By day, Mel Strickland is an underemployed helpdesk tech at a startup incubator, Hatch, where she helps entitled brogrammers–“Hatchlings”–who can’t even fix their own laptops, but are apparently the next wave of startup geniuses. And by night, she goes on bad dates with misbehaving dudes she’s matched with on the ubiquitous dating app, Fluttr.
But after one dick pic too many, Mel has had it. Using her brilliant coding skills, she designs an app of her own, one that allows users to log harrassers and abusers in online dating space. It’s called JerkAlert, and it goes viral overnight.
Mel is suddenly in way over her head. Worse still, her almost-boyfriend, the dreamy Alex Hernandez–the only non-douchey guy at Hatch–has no idea she’s the brains behind the app. Soon, Mel is faced with a terrible choice: one that could destroy her career, love life, and friendships, or change her life forever.
I read this book in a single sitting which suggests I loved it and couldn’t put it down. However, that’s not exactly what happened. How to Hack a Heartbreak is one of those books where I find myself completely torn over whether I liked or disliked the read. Here’s the breakdown:
Whitney: Though a minor character in the book, Whitney has a HUGE personality that very much overshadowed nearly everyone else. While I am certainly not opposed to such a character, I am very much opposed to Whitney. She is loud, rude, obnoxious, brash, and though she does come through for her friend in the end, she is just hard to take and even harder to like.
The Hatchlings: WOW!! There isn’t a great deal of good to say about this group of first-class jerks! From the very beginning, the work environment that includes the Hatchlings is terribly toxic and doesn’t improve much over the course of the read. Since so much of the book takes place in this environment, I found it difficult to ever really be comfortable with the setting and many of the people in said environment.
The Man-Bashing: Holy crap is there a ton of man-bashing that happens in this book. While the cast of characters is predominately heterosexual female who have experienced some really awful dating events/situations, not every man in the world is that level of awful. Additionally, while a certain amount of man bashing is to be expected based on the characters experiences, I found myself often thinking, “What about the women out there who behave in the same way?” The bashing in this book is pretty relentless and is wholly one-sided.
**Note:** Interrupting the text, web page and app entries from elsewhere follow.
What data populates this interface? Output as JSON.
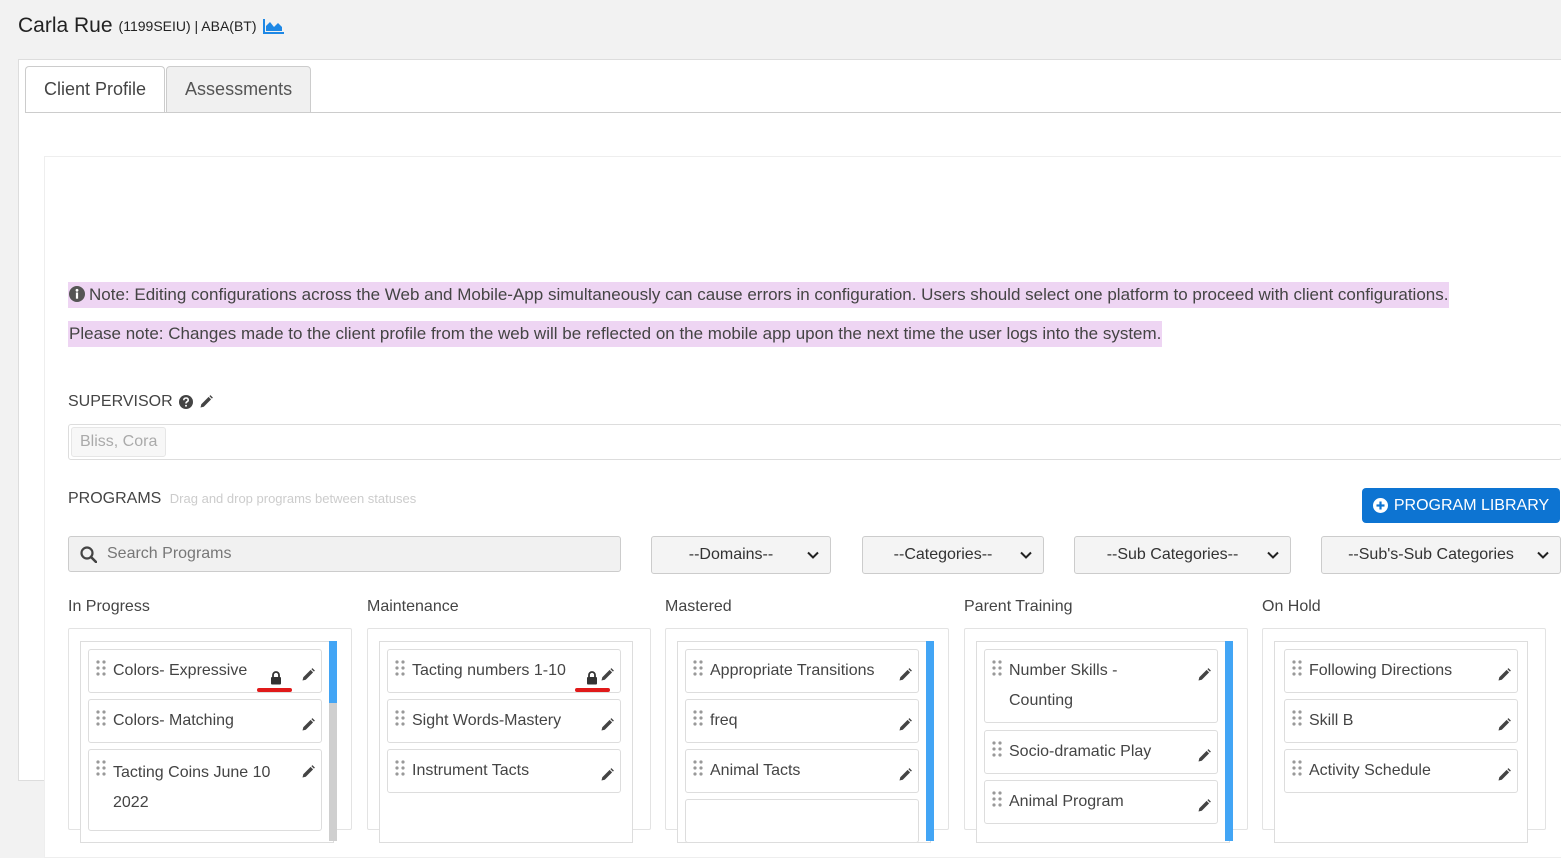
{
  "header": {
    "client_name": "Carla Rue",
    "client_meta": "(1199SEIU) | ABA(BT)",
    "chart_icon": "area-chart-icon"
  },
  "tabs": [
    {
      "label": "Client Profile",
      "active": true
    },
    {
      "label": "Assessments",
      "active": false
    }
  ],
  "notes": {
    "note1": "Note: Editing configurations across the Web and Mobile-App simultaneously can cause errors in configuration. Users should select one platform to proceed with client configurations.",
    "note2": "Please note: Changes made to the client profile from the web will be reflected on the mobile app upon the next time the user logs into the system.",
    "highlight_color": "#eed5f3"
  },
  "supervisor": {
    "label": "SUPERVISOR",
    "selected": "Bliss, Cora"
  },
  "programs": {
    "label": "PROGRAMS",
    "hint": "Drag and drop programs between statuses",
    "library_button": "PROGRAM LIBRARY",
    "library_button_color": "#0d74d2",
    "search_placeholder": "Search Programs",
    "filters": {
      "domains": "--Domains--",
      "categories": "--Categories--",
      "sub_categories": "--Sub Categories--",
      "subs_sub_categories": "--Sub's-Sub Categories"
    }
  },
  "columns": [
    {
      "title": "In Progress",
      "items": [
        {
          "name": "Colors- Expressive",
          "locked": true
        },
        {
          "name": "Colors- Matching",
          "locked": false
        },
        {
          "name": "Tacting Coins June 10 2022",
          "locked": false
        }
      ]
    },
    {
      "title": "Maintenance",
      "items": [
        {
          "name": "Tacting numbers 1-10",
          "locked": true
        },
        {
          "name": "Sight Words-Mastery",
          "locked": false
        },
        {
          "name": "Instrument Tacts",
          "locked": false
        }
      ]
    },
    {
      "title": "Mastered",
      "items": [
        {
          "name": "Appropriate Transitions",
          "locked": false
        },
        {
          "name": "freq",
          "locked": false
        },
        {
          "name": "Animal Tacts",
          "locked": false
        }
      ]
    },
    {
      "title": "Parent Training",
      "items": [
        {
          "name": "Number Skills - Counting",
          "locked": false
        },
        {
          "name": "Socio-dramatic Play",
          "locked": false
        },
        {
          "name": "Animal Program",
          "locked": false
        }
      ]
    },
    {
      "title": "On Hold",
      "items": [
        {
          "name": "Following Directions",
          "locked": false
        },
        {
          "name": "Skill B",
          "locked": false
        },
        {
          "name": "Activity Schedule",
          "locked": false
        }
      ]
    }
  ],
  "accent_colors": {
    "scrollbar": "#42a5f5",
    "lock_marker": "#e01a1a"
  }
}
Mel and Alex: Talk about doomed from the get-go! Mel is so traumatized by her past dating experiences that she doesn’t ever truly give Alex a fair shot. Mel is suspicious, untrusting, and willing to go to some very sketchy lengths to “prove” what she already “knows” about Alex. For Alex, much of his time with Mel is very confusing; he likes her, tells her he likes her but always seems to receive such mixed signals that he has no hope of interpreting. What’s more, both Alex and Mel are so scared to be completely honest with themselves and one another that they walk right into mutually assured destruction. Much of Mel and Alex’s time together is well and truly painful to “watch.”
The Bottom Line: How to Hack a Heartbreak has some great moments and, in the end all the truths are accepted and understood, and everything works out, but I’m just not sure it’s enough to convince me to really like this book. I think I wanted more out of the ADULTS in this book and simply got more too little, too late. So many of the ridiculous issues that arise in this story could have been completely avoided had the characters simply thought through their words and actions before speaking and/or acting. With all this being said, I did enjoy the ending: the adults finally decided to behave like adults, Mel and Alex get their business squared away, and some good things develop from the rubble of Mel’s life. As you can see, dear reader, my positives and my negatives tend to balance one another which leaves me not all sure if I liked this book or not.